- [EXERCISE GOAL] In the data below, which lines contain "GESTIONE"? List them by copying each one.
─── RECORDS SUPPLIED
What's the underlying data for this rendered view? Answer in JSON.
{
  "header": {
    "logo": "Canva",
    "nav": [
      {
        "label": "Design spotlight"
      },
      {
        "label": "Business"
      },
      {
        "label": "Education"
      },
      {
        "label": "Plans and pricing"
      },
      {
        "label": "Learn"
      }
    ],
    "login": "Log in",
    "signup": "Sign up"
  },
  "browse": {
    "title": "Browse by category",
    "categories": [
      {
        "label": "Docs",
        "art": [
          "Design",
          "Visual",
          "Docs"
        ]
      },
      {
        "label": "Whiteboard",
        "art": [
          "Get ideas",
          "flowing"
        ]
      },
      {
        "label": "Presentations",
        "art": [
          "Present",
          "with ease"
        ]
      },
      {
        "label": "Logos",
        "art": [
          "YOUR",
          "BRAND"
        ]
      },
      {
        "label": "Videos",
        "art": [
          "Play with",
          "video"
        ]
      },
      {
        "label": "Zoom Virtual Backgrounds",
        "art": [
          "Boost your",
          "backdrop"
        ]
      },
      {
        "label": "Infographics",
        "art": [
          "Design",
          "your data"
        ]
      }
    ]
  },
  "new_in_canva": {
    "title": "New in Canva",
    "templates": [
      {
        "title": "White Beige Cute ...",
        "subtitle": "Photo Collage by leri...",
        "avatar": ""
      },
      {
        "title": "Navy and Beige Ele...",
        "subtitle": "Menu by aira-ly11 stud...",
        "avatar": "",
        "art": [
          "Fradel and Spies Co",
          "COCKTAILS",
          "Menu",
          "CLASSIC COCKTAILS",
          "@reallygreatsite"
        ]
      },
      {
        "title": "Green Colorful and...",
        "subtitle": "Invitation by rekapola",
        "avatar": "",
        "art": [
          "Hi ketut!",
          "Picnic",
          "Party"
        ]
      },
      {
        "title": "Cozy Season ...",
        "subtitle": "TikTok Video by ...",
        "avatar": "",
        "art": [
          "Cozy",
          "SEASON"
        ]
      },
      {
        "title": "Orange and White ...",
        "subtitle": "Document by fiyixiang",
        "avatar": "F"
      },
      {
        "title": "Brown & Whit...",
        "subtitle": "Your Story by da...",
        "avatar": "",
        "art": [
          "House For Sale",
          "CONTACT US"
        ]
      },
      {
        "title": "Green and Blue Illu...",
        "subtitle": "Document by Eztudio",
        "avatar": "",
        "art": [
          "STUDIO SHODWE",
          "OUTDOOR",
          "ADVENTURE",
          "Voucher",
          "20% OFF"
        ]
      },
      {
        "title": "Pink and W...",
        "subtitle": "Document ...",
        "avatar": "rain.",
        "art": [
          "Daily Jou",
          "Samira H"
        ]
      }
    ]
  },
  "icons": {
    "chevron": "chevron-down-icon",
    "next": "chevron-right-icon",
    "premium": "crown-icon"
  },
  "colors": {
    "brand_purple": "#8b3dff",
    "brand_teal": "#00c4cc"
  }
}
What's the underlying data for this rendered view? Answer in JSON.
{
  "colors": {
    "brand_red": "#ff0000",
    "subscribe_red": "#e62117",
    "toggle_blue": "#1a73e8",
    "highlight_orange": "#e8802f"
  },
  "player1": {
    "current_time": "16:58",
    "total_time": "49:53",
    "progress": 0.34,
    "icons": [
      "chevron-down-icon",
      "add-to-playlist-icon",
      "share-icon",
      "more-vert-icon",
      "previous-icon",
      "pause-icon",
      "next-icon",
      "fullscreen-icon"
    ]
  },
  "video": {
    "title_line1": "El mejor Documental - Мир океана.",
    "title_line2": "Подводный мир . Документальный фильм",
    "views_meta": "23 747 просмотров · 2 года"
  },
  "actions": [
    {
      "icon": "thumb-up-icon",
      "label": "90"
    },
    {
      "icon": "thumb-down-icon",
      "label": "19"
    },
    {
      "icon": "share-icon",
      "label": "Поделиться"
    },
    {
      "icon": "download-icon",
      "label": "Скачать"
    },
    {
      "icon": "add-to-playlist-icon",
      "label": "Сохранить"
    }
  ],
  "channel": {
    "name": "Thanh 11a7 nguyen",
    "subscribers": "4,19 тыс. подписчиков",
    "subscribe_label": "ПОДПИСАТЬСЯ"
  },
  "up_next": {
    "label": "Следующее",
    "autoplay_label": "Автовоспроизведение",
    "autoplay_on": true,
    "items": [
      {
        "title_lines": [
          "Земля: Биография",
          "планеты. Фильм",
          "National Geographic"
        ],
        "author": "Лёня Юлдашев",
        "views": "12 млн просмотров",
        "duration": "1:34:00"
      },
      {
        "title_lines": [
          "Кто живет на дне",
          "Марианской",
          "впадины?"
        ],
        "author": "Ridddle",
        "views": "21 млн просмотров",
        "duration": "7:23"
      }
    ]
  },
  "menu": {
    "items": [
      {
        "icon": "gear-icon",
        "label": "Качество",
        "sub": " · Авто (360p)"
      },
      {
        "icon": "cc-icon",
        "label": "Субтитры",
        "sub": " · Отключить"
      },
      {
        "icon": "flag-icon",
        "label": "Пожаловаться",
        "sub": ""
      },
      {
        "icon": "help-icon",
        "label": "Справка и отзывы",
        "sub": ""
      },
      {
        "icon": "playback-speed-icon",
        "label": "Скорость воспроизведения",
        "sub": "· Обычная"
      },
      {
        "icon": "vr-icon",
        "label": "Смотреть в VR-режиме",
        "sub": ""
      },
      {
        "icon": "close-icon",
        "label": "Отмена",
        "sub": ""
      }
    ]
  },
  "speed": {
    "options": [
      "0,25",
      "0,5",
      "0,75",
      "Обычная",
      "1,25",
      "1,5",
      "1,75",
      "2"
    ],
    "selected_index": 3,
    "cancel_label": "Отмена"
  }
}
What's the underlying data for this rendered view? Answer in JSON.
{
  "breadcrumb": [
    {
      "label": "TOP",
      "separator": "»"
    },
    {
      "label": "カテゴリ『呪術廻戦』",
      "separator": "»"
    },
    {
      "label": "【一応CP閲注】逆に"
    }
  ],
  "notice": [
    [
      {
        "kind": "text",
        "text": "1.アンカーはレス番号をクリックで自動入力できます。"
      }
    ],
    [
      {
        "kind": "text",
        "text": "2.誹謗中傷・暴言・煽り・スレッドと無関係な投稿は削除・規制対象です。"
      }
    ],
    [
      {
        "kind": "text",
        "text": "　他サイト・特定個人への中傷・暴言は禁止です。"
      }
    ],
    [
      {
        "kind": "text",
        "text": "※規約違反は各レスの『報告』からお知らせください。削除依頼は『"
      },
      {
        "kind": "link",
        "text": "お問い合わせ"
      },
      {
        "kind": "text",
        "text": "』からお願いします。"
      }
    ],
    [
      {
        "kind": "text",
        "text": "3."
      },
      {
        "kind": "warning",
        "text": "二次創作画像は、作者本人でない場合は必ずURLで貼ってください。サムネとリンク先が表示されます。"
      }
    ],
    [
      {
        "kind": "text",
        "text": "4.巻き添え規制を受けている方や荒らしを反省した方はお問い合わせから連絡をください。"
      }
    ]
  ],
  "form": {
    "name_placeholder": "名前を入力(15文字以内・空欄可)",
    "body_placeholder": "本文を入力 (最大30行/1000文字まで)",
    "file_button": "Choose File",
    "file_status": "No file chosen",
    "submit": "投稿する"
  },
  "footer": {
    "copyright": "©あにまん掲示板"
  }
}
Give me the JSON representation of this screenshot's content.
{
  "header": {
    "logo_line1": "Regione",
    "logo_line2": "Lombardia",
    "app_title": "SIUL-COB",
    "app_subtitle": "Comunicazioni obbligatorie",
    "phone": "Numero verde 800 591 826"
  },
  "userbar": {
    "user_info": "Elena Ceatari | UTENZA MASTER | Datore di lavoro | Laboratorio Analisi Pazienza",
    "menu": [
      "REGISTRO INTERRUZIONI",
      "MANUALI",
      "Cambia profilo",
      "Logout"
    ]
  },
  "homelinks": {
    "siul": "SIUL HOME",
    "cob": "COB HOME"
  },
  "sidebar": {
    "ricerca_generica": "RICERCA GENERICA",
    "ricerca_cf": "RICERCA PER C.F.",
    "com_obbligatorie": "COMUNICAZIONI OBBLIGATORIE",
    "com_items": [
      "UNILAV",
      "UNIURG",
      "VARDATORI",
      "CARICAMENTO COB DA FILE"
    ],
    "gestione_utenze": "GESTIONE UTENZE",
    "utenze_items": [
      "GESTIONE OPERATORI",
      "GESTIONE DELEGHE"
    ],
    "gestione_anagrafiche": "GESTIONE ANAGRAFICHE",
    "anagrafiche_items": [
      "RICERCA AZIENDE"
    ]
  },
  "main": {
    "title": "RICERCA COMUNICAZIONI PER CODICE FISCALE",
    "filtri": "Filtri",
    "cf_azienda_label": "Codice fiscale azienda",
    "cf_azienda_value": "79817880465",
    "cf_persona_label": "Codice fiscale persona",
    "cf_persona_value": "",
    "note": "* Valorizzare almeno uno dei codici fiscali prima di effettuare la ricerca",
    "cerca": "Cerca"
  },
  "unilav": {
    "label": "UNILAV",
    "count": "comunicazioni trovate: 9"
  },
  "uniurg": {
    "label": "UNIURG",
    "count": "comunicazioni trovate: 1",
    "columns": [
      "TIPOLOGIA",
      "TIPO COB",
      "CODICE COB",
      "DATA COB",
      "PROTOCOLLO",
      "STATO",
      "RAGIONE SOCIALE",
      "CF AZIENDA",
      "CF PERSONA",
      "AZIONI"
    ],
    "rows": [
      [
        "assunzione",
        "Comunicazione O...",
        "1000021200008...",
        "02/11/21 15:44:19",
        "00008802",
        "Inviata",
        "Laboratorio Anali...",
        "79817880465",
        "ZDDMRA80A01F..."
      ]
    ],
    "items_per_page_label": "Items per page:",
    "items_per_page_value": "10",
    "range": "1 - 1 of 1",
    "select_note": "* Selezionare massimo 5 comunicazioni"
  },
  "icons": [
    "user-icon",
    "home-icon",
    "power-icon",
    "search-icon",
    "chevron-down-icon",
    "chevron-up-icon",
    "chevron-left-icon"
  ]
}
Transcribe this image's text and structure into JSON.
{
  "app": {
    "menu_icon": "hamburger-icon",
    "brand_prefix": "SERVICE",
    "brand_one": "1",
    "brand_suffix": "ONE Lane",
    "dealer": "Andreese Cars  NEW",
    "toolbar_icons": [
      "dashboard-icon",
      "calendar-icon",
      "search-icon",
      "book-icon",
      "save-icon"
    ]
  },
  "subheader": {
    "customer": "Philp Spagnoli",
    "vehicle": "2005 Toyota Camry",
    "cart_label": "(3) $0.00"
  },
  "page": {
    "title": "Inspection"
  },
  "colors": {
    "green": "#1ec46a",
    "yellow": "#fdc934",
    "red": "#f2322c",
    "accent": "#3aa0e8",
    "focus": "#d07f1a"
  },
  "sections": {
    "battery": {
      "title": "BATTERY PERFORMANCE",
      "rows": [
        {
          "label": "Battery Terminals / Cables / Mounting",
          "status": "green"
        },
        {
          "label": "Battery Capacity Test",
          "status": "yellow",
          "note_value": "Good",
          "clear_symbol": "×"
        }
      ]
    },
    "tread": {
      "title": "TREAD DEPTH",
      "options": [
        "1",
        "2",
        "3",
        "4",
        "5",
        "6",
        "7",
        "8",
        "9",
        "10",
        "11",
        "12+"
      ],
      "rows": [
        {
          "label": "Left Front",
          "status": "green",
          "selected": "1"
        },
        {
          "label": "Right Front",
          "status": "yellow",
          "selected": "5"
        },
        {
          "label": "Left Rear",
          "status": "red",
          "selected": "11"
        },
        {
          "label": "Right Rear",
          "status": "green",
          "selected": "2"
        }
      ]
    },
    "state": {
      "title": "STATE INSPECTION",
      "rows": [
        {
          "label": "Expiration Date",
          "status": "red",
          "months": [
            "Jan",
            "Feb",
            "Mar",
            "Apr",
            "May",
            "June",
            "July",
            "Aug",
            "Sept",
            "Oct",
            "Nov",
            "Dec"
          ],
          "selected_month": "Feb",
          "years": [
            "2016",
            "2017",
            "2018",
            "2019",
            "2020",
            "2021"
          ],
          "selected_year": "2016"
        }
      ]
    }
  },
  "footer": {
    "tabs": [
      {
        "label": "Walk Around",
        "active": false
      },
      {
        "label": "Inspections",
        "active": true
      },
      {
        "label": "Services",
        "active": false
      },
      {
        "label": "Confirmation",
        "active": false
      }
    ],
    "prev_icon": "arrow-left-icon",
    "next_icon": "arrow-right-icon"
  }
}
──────
- [EXPECTED ANSWER]
    "gestione_utenze": "GESTIONE UTENZE",
      "GESTIONE OPERATORI",
      "GESTIONE DELEGHE"
    "gestione_anagrafiche": "GESTIONE ANAGRAFICHE",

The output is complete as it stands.